With that, the Fifnellas achieved military folklore status.
In October 1944, Commanding General Hap Arnold of the Army Air Force sent a letter to all WASP members, explaining that the group would be disbanded:
“I am very proud of you young women and the outstanding job you have done as members of the Air Forces team. When we needed you, you came through and have served most commendably under very difficult circumstances.
“The WASP became part of the Air Forces because we had to explore the nations total manpower resources and in order to release male pilots for other duties. Their very successful record of accomplishment has proved that in any future total effort the nation can count on thousands of its young women to fly any of its aircraft. You have freed male pilots for other work, but now the war situation has changed and the time has come when your volunteered services are no longer needed. The situation is that if you continue in service, you will be replacing instead of releasing our young men. I know that the WASP wouldn’t want that. [Bold added.]
So, I have directed that the WASP program be inactivated and all WASP be released on 20 December 1944.”
With that news, the women’s service came to an end.
Time Moved On
After the war, two major changes occurred in the U.S. military. In September 1947, the Air Force and Army became separate branches. And in 1948, the Women’s Armed Services Integration Act passed. This meant that women served as permanent regular members of the military.
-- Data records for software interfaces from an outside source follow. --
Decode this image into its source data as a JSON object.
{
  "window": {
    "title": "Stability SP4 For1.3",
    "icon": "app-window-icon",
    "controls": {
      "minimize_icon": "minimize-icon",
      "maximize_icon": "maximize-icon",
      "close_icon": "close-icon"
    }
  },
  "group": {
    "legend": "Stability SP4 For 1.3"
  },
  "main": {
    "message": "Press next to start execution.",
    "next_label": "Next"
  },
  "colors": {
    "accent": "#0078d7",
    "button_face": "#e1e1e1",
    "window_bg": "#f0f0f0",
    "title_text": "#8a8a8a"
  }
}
A few of the WASPs became WAFs (Women in the Air Force). This gave them permanent status in the regular and reserve forces of the Air Force.
As for Fifinella
And while patches, pins, pictures, and posters depicting Fifinellas can still be found in museums and on eBay, the need for them as a mascot is no longer.
But next time your Internet goes out or your cell phone call gets dropped, you’ll know that fifinellas and gremlins are still all around us just waiting to be noticed.